(RECORDS FOR THIS EXERCISE begins)

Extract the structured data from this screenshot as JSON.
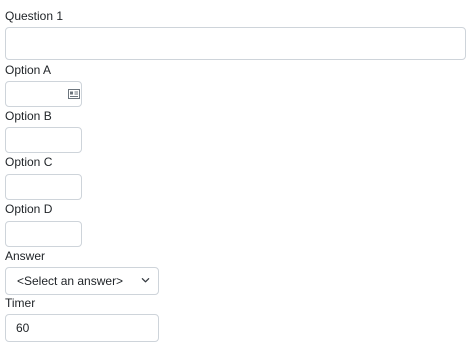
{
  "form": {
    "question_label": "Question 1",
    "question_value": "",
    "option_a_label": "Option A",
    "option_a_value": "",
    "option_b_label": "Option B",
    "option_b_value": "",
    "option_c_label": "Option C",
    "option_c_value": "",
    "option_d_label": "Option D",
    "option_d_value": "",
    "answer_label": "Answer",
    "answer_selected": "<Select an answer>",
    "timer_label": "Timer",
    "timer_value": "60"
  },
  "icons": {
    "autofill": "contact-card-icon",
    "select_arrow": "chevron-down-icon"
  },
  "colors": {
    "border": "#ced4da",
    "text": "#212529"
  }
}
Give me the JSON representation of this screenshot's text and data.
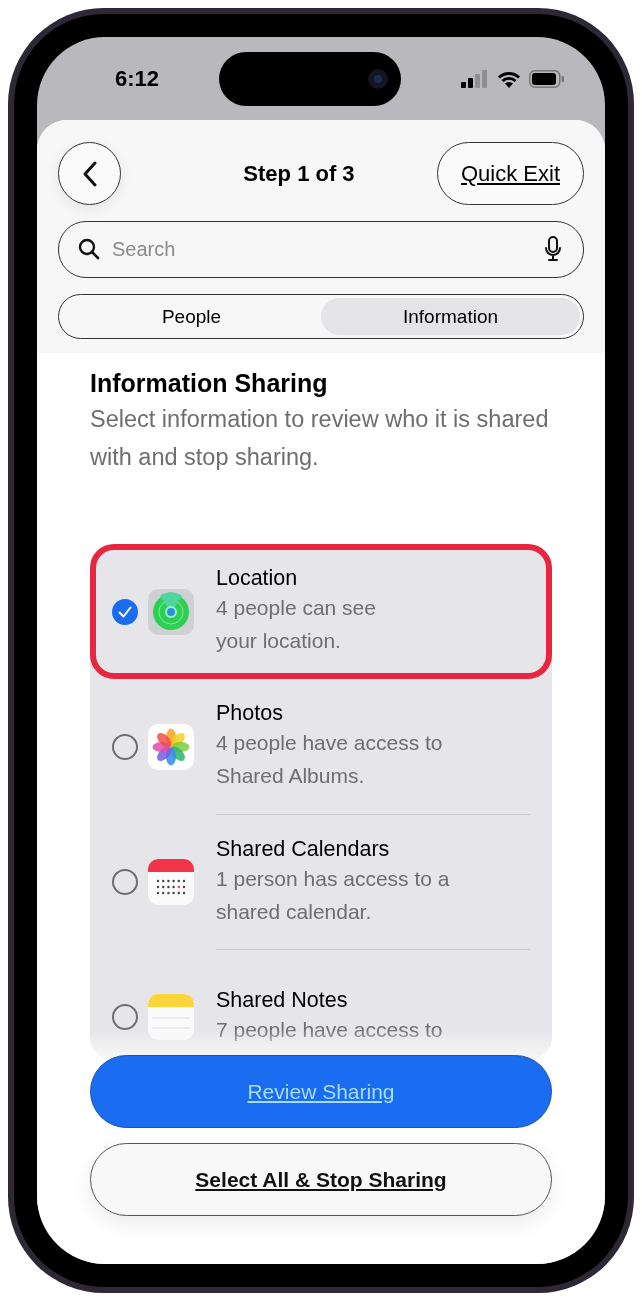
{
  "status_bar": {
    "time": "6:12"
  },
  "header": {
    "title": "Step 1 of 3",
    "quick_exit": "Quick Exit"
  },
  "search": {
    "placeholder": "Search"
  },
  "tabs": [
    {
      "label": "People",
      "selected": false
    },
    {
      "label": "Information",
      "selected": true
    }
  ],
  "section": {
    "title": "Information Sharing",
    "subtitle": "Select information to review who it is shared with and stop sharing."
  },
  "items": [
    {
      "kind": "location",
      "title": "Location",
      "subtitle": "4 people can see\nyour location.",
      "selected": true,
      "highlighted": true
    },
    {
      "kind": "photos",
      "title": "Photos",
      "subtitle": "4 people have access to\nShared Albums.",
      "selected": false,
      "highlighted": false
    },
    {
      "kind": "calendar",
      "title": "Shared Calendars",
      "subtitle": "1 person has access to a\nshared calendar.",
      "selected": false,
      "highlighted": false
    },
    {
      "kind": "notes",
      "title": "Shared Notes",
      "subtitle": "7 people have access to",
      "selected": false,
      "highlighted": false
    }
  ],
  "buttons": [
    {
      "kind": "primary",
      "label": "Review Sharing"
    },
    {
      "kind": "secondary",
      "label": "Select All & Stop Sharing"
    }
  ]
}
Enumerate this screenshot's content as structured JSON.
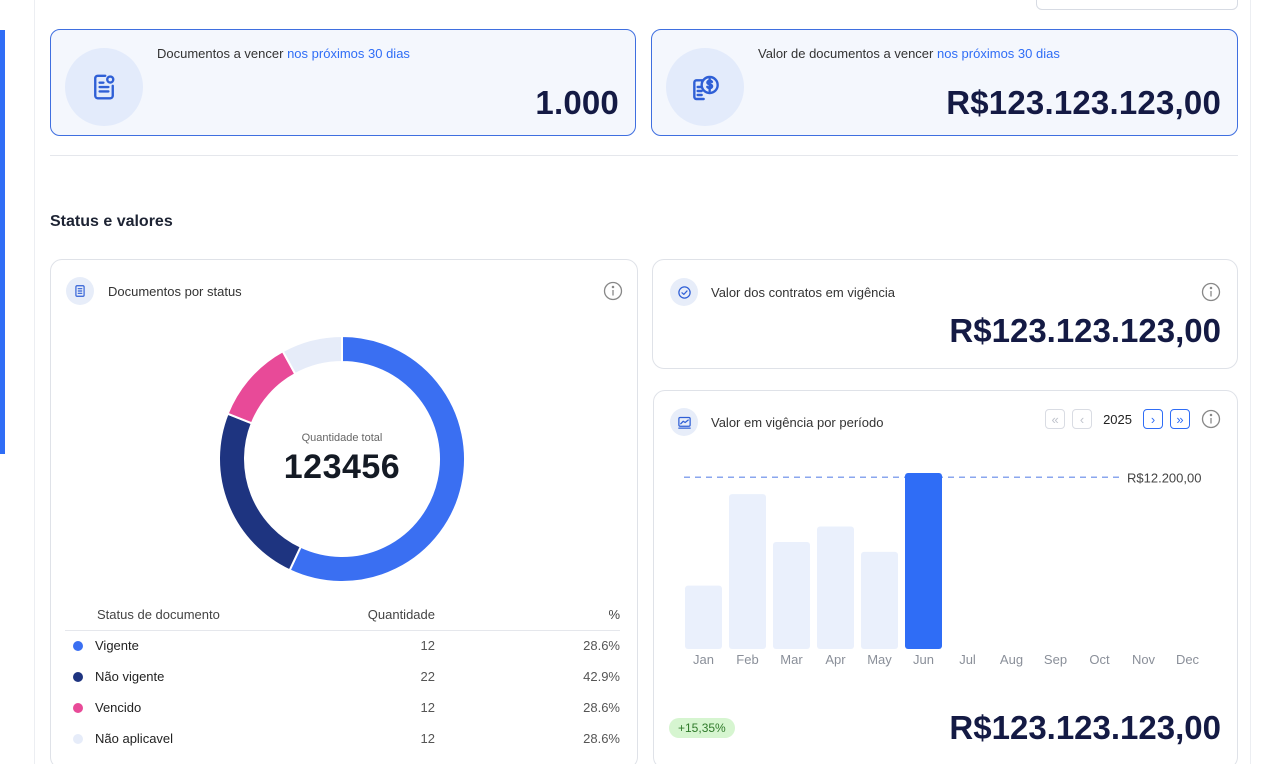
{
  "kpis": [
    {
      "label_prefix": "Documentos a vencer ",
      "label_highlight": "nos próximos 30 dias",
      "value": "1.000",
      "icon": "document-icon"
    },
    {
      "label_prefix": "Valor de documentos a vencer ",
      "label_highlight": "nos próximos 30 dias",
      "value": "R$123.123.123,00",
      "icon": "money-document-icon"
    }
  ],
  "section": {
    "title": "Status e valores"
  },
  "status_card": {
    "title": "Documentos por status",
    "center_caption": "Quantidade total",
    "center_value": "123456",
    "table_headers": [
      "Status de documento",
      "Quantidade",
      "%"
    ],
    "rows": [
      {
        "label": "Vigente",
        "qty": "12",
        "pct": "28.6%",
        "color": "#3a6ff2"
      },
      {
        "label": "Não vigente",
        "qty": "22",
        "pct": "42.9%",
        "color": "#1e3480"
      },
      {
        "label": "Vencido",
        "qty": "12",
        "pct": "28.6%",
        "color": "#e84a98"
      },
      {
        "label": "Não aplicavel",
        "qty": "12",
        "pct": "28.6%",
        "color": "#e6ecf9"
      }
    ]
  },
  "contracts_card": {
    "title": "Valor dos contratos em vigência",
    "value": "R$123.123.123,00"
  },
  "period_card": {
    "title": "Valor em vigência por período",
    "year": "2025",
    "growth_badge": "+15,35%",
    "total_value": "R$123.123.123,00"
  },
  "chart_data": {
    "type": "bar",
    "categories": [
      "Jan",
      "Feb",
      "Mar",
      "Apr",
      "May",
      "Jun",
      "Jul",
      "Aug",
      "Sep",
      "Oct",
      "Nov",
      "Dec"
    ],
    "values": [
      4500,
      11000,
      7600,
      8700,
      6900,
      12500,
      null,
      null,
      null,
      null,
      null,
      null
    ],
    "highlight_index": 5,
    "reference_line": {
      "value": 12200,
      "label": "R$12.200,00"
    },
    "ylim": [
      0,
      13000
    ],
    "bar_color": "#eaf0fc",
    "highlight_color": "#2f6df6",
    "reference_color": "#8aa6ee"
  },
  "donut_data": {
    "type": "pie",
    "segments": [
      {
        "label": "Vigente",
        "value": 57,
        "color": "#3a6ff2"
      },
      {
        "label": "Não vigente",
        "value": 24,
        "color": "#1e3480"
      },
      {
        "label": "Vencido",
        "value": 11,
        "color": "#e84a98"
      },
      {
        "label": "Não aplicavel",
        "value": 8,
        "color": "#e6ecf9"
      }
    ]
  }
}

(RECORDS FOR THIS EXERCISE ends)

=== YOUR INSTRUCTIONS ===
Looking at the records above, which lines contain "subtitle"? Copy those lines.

=== WRITTEN SOLUTION ===
    "subtitle": "Select information to review who it is shared with and stop sharing."
      "subtitle": "4 people can see\nyour location.",
      "subtitle": "4 people have access to\nShared Albums.",
      "subtitle": "1 person has access to a\nshared calendar.",
      "subtitle": "7 people have access to",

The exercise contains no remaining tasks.